Sony plans to entice femme auds with 'Julia'
Paramount’s “G.I. Joe: The Rise of Cobra” marches into theaters Friday, with Par and toymaker Hasbro hoping to create a new fanboy franchise.
“G.I. Joe” is sparking strong interest among both young and older men, as well as some curiosity among younger femmes, according to tracking. It opens in 3,500 theaters domestically and in a number of markets overseas.
Far from the fanboy trenches, Sony will try to entice women over 25 with Meryl Streep-Amy Adams starrer “Julie and Julia,” which opens in 2,354 runs domestically.
Also opening this weekend is Rogue Pictures thriller “A Perfect Getaway,” distributed by Universal and going out in 2,159 runs.
Fox Searchlight’s “500 Days of Summer,” which expands from 267 to 818 runs, could spell trouble for “Getaway,” since both will rely heavily on teen eyeballs.
Offbeat romantic comedy “500 Days,” which opened July 17 in 27 theaters, is already one of the most successful specialty releases of 2009. Cume through Tuesday was $8.2 million.
As an event pic based on an original property, “G.I. Joe” is an unusual choice for an August release. In recent years, mostly sequels and three-quels, such as last year’s “The Mummy: Tomb of the Dragon Emperor” or “The Bourne Ultimatum” the year before, have occupied the late-summer berth.
G.I. Joe began as a Hasbro action figure, which was then adapted for a comicbook series. The property saw a major shift in the early 1980s, when the original team of U.S. military operatives were joined by elite forces from around the globe.
In adapting the property for the bigscreen, Paramount played up the international angle, casting actors from several countries and setting the film in locales including Egypt and Paris.
While actioners often generate more box office overseas than domestically, the pic could have a bumpy ride in some parts of Europe because of local attitudes toward the American military.
Heavy on CGI effects, “G.I. Joe” cost $175 million to produce. Spyglass Entertainment co-financed, while Lorenzo Di Bonaventura produced.
Paramount decided not to screen “G.I. Joe” for reviewers except for a select group of online media. Earlier this summer, Par’s “Transformers: Revenge of the Fallen” did blockbuster business despite generally withering reviews. The studio also is being conservative in buying print media, opting to concentrate on opening weekend ads.
Box office observers suggest that “G.I. Joe” could open north of $50 million, but with the unpredictable nature of tracking in recent months, no one’s making a firm wager.

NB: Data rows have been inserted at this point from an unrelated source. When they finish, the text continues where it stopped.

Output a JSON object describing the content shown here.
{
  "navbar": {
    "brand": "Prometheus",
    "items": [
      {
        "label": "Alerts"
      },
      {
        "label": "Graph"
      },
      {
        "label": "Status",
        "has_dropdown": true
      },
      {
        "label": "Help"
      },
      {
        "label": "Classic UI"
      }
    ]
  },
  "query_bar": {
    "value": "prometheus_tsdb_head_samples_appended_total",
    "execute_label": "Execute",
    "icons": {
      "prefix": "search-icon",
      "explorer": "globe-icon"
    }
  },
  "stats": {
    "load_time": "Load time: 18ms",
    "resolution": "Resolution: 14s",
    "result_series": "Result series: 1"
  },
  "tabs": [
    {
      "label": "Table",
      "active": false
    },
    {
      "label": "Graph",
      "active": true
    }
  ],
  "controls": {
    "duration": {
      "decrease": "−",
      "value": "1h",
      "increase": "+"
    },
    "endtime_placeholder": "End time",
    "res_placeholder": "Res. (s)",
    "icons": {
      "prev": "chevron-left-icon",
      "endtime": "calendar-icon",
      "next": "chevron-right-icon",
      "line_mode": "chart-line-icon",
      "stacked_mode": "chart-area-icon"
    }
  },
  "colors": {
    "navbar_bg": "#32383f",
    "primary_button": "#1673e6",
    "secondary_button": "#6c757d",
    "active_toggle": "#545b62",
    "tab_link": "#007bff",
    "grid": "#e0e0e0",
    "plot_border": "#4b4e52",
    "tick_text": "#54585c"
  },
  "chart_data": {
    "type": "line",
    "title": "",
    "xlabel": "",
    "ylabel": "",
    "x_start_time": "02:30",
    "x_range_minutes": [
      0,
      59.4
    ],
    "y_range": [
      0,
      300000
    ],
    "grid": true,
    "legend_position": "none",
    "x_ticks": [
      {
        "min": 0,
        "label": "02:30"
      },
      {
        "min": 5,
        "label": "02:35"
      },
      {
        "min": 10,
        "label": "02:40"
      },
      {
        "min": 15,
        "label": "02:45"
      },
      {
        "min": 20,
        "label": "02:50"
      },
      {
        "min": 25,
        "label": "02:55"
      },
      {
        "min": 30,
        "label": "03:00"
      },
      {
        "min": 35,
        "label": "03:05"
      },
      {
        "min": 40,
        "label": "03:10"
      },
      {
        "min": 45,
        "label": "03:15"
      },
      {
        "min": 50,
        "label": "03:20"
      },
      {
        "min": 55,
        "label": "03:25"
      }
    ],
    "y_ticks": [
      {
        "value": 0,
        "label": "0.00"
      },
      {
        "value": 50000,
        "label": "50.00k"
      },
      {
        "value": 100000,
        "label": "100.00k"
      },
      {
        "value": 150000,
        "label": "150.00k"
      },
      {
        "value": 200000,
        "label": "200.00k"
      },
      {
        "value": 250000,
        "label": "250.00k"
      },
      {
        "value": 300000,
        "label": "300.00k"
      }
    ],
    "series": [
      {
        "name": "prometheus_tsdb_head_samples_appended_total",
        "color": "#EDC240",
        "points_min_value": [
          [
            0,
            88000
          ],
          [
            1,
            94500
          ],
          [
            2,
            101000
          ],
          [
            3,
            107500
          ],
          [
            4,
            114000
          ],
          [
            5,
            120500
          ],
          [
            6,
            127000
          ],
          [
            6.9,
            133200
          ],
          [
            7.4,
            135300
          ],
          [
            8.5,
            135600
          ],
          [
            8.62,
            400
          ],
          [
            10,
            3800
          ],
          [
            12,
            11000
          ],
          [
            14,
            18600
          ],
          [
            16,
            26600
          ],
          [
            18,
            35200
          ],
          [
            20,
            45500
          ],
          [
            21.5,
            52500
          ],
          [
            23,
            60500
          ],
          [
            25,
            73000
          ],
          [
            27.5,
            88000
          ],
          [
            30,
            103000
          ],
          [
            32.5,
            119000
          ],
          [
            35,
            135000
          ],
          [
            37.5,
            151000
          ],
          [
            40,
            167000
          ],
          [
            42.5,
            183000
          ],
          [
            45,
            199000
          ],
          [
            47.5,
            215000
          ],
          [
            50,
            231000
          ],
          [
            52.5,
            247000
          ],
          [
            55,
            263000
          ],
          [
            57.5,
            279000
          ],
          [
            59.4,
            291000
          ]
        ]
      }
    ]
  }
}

Stephen Sommers (“The Mummy”) directed.
“Julie and Julia,” directed and written by Nora Ephron, is based on two books: Julia Child’s “My Life in France” and Julie Powell’s cooking memoir that started as a blog, “Julie and Julia.”
Sony insiders expect the pic, which cost $38 million to produce, to open in the high teens.
“A Perfect Getaway” was financed and marketed by Relativity Media’s Rogue Pictures. U is distributing via its service deal with Rogue. The adventure-thriller stars Steve Zahn and Milla Jovovich as a young couple who take a honeymoon backpacking trip in Hawaii.
On the specialty front, Overture opens 2009 Sundance fave “Paper Heart” in 38 theaters in select markets. The docu-feature hybrid stars Charlyne Yi as she sets off across America to discover what love is all about, meeting Michael Cera along the way.
IDP/Samuel Goldwyn opens Paul Giamatti-Emily Watson dramedy “Cold Souls” in seven theaters.